# Task description:
Scan the lines below; pull out those with "DDLs".

# Material to process:
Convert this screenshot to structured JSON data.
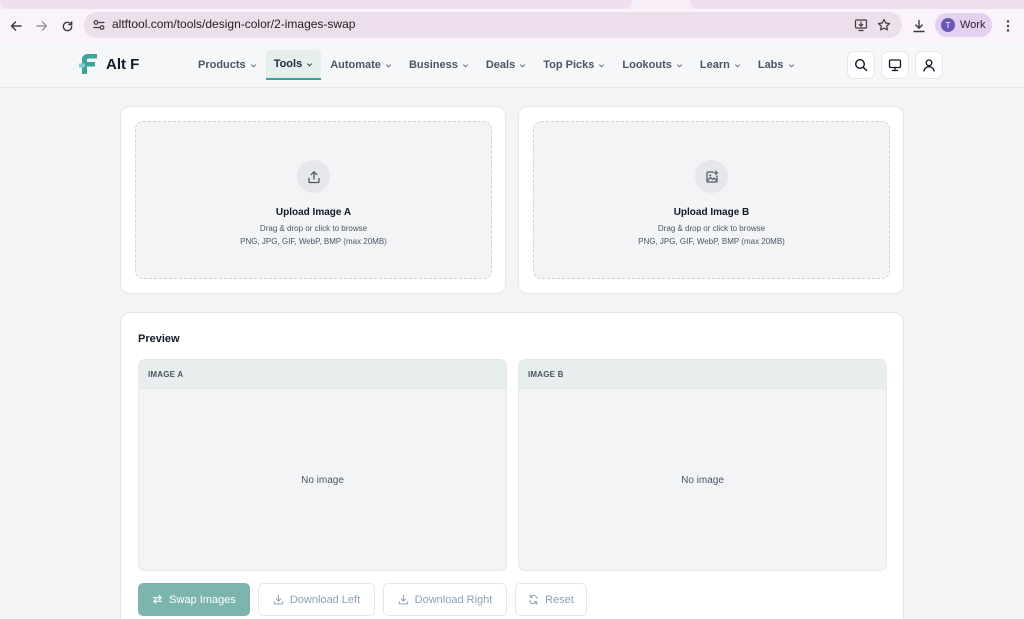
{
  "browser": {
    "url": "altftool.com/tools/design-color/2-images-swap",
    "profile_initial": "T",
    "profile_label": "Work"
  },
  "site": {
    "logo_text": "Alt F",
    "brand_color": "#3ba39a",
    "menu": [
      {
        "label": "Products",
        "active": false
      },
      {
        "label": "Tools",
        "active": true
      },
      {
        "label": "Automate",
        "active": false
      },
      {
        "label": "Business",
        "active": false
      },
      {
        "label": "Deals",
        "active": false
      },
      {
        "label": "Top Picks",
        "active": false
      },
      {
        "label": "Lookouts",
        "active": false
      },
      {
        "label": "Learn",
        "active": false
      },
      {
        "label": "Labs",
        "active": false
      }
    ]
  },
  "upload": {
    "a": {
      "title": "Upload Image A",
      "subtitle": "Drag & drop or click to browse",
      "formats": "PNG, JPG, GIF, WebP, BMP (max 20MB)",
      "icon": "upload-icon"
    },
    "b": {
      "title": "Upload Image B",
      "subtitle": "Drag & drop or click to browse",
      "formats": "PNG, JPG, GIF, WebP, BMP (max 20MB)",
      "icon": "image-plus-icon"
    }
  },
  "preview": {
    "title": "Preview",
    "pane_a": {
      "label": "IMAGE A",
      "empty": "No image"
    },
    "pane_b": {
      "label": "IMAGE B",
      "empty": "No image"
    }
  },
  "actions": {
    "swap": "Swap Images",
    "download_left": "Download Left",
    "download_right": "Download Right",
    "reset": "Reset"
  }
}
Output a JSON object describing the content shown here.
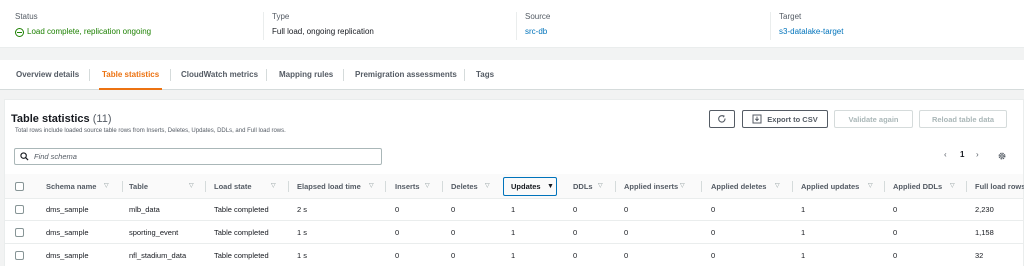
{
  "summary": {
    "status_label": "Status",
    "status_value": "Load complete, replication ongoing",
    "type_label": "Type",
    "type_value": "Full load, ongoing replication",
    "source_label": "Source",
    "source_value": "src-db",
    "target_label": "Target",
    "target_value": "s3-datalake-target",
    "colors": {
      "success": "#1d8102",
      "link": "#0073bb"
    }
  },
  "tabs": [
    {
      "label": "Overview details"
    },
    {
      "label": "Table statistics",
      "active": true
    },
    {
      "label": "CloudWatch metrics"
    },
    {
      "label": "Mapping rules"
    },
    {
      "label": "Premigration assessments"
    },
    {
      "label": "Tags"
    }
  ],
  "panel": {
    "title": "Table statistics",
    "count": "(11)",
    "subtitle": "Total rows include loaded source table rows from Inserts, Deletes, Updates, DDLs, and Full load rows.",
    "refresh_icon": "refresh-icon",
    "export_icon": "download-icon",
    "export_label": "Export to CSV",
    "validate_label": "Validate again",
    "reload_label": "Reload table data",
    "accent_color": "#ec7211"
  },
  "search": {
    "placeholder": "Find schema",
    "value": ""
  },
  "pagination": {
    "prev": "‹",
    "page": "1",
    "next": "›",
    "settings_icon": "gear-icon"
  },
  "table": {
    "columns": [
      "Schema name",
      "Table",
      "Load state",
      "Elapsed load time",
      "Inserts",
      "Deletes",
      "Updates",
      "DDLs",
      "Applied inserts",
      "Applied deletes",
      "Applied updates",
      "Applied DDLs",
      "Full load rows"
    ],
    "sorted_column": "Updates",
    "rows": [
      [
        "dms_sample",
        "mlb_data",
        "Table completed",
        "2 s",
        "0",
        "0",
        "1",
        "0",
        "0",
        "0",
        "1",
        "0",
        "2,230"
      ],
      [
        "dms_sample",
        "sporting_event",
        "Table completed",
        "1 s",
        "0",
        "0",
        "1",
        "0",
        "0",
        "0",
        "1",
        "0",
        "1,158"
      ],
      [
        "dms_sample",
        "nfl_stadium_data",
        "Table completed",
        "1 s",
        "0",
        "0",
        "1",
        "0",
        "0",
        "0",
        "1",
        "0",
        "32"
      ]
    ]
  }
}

# Finished task:
    "subtitle": "Total rows include loaded source table rows from Inserts, Deletes, Updates, DDLs, and Full load rows.",
      "DDLs",
      "Applied DDLs",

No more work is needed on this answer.